One of the neat things about it is the amount of people that can use this platform.
We discussed in a previous post, the value of HBIM. Let’s take a closer look into who can use HBIM—and exactly how they can do it.
When upgrading a landmark, architects, builders and engineers need to know about material properties including manufacturers, repairs, maintenance dates, craftsmen and related contractors, and codes applicable to different parts of a structure. These users can either quickly access basic information on the history and maintenance of an element, or go deeper and retrieve its complete archival record.

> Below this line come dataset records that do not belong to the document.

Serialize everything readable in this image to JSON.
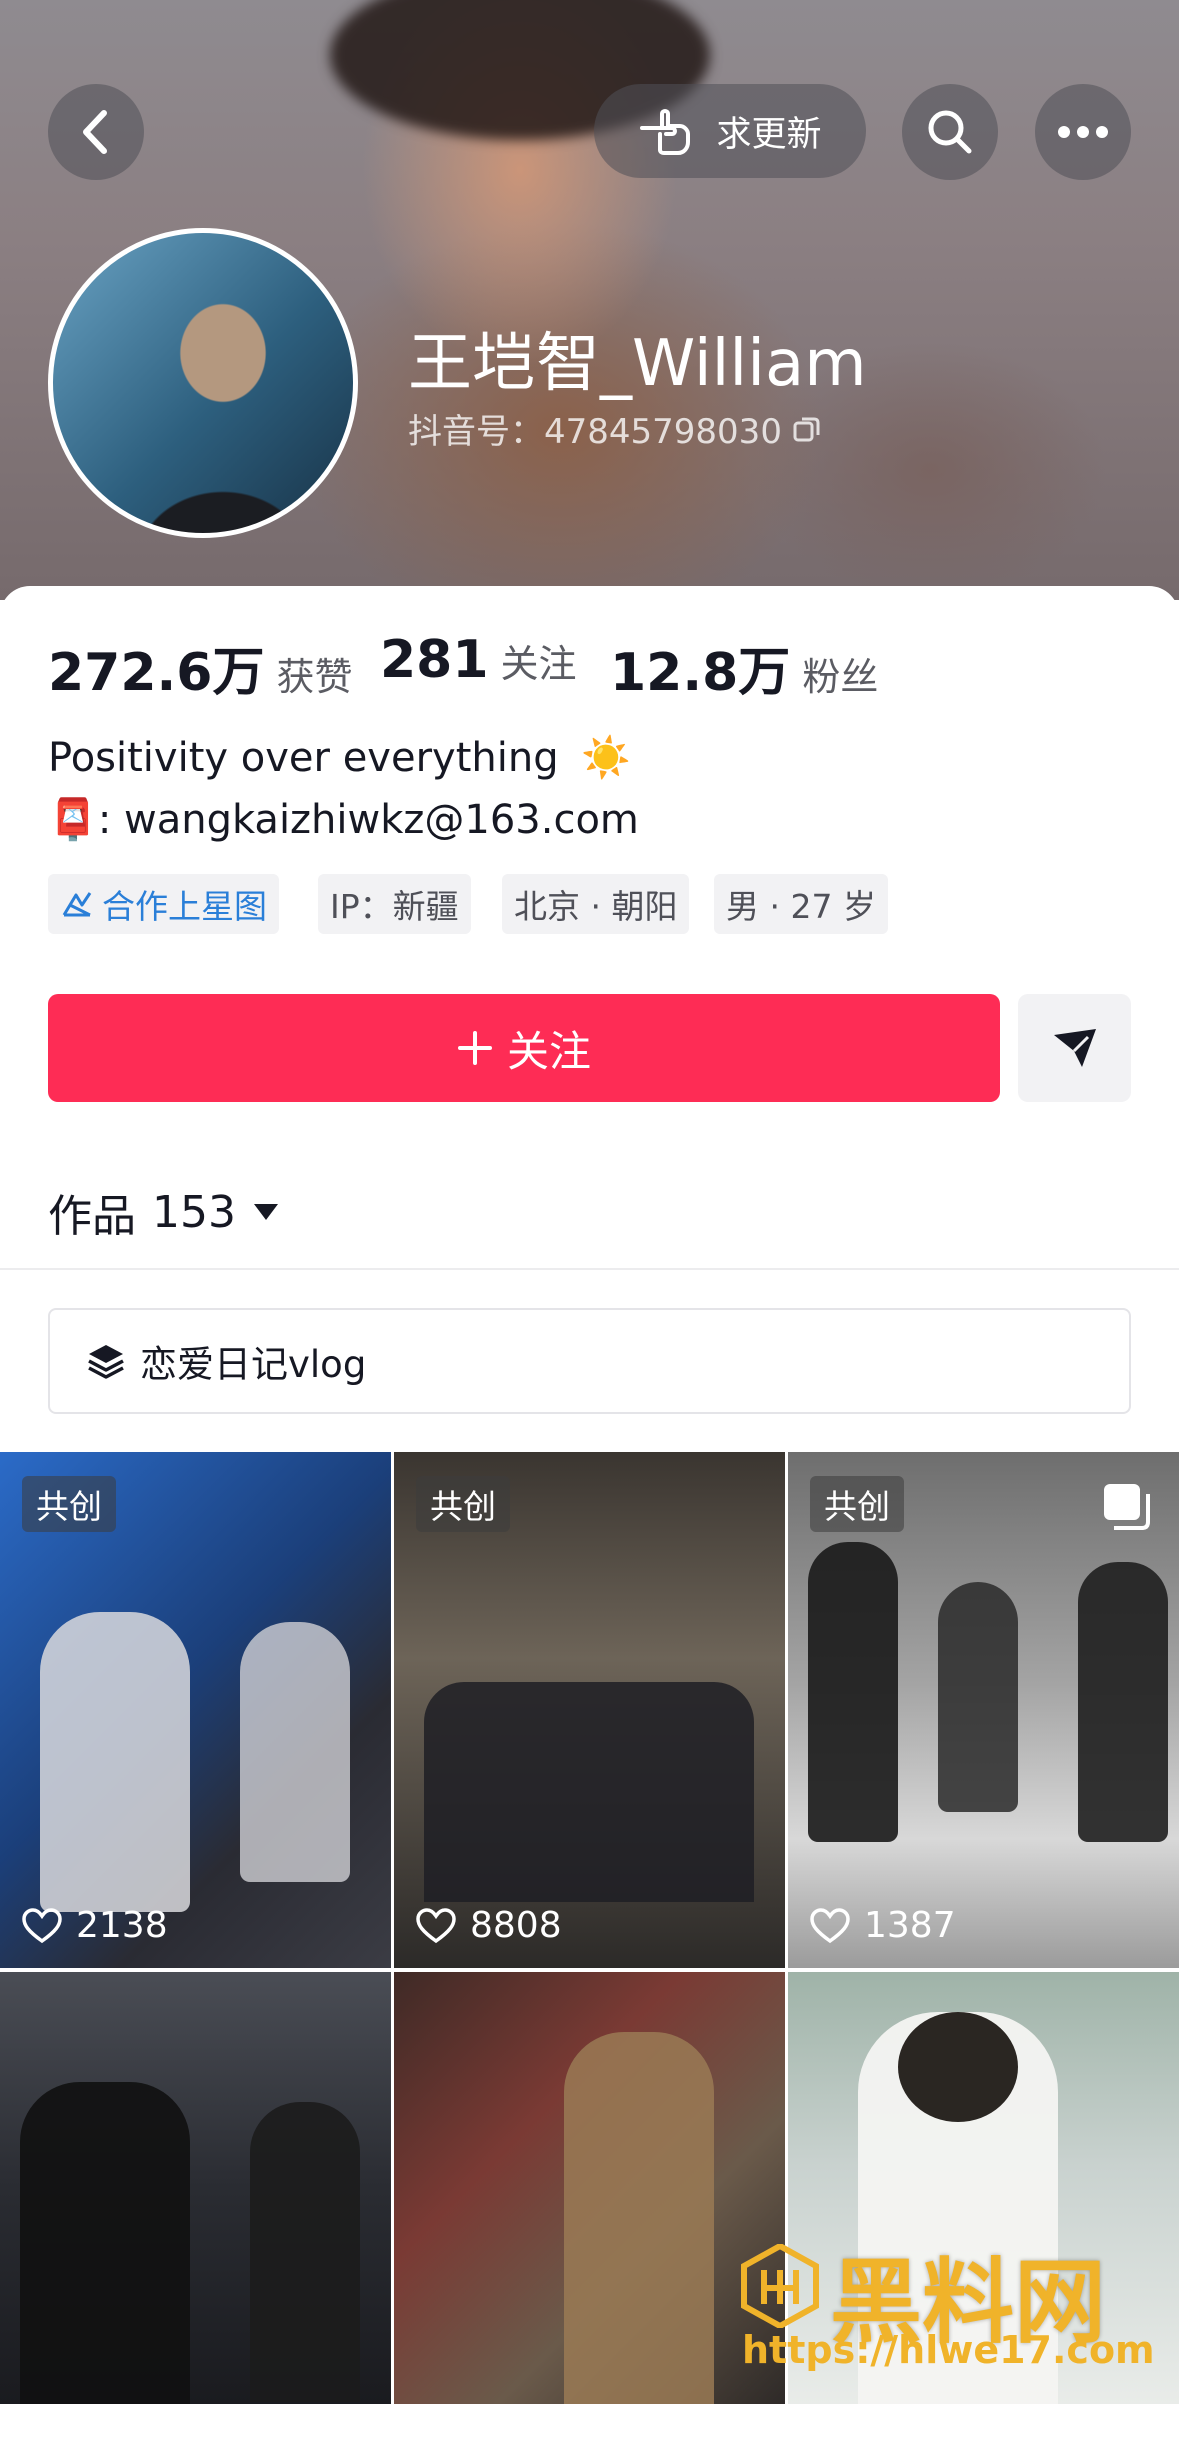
{
  "header": {
    "request_update_label": "求更新",
    "username": "王垲智_William",
    "douyin_id": "抖音号：47845798030"
  },
  "stats": [
    {
      "value": "272.6万",
      "label": "获赞"
    },
    {
      "value": "281",
      "label": "关注"
    },
    {
      "value": "12.8万",
      "label": "粉丝"
    }
  ],
  "bio": {
    "line1": "Positivity over everything",
    "line1_emoji": "☀️",
    "line2_emoji": "📮",
    "line2": ": wangkaizhiwkz@163.com"
  },
  "tags": [
    {
      "label": "合作上星图"
    },
    {
      "label": "IP：新疆"
    },
    {
      "label": "北京 · 朝阳"
    },
    {
      "label": "男 · 27 岁"
    }
  ],
  "actions": {
    "follow_label": "关注"
  },
  "works": {
    "label": "作品",
    "count": "153"
  },
  "collection": {
    "label": "恋爱日记vlog"
  },
  "videos": [
    {
      "badge": "共创",
      "likes": "2138"
    },
    {
      "badge": "共创",
      "likes": "8808"
    },
    {
      "badge": "共创",
      "likes": "1387"
    },
    {
      "badge": "",
      "likes": ""
    },
    {
      "badge": "",
      "likes": ""
    },
    {
      "badge": "",
      "likes": ""
    }
  ],
  "watermark": {
    "text": "黑料网",
    "url": "https://hlwe17.com"
  },
  "colors": {
    "accent": "#fe2c55",
    "link_blue": "#2a7fd8",
    "watermark": "#f0b32a"
  }
}
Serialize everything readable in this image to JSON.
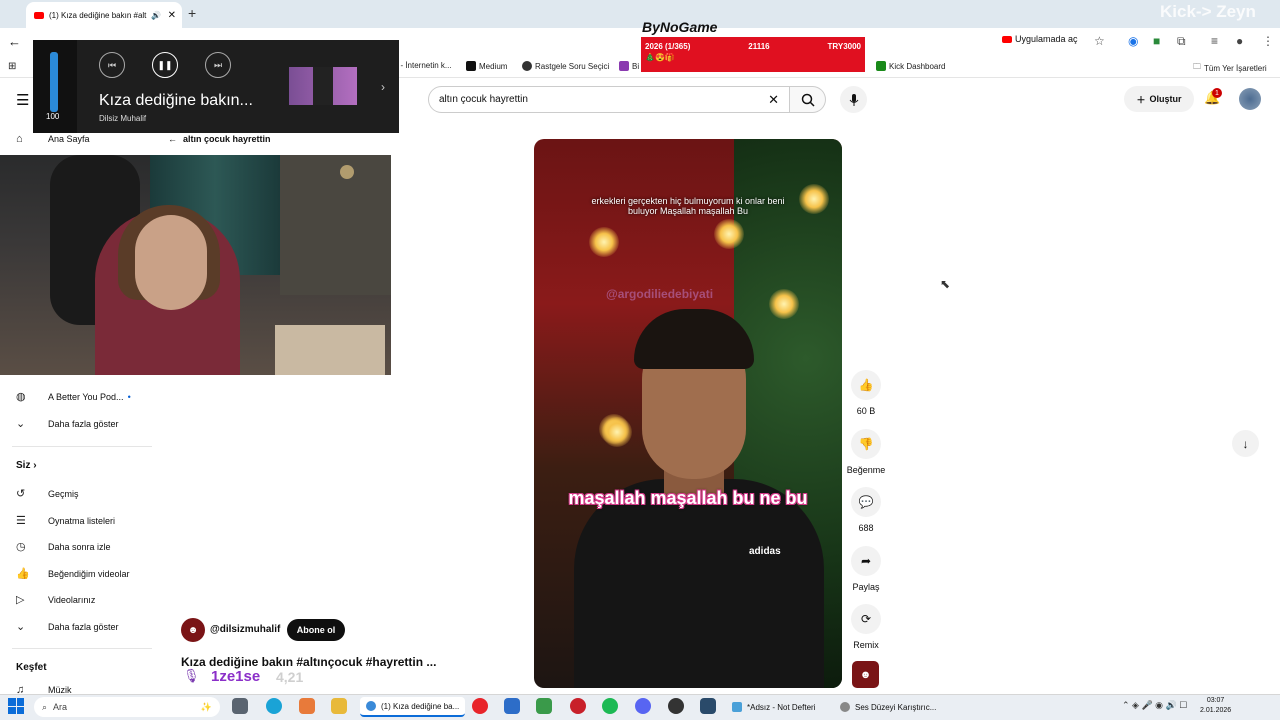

For example, if the bathroom needs to be updated, architects, contractors and engineers will be able to see the bathroom in its present form, as well as all related plumbing pathways, which may have been different in the past. They can then look up individual details about components of the room. Perhaps the planners are thinking of replacing a historic bathtub. Upon leveraging the data from HBIM, they may discover that the feature has inherent historical value and must stay put to preserve the integrity of the building and its heritage. HBIM would be able to guide important business decisions to keep artifacts intact, and save time and money as well.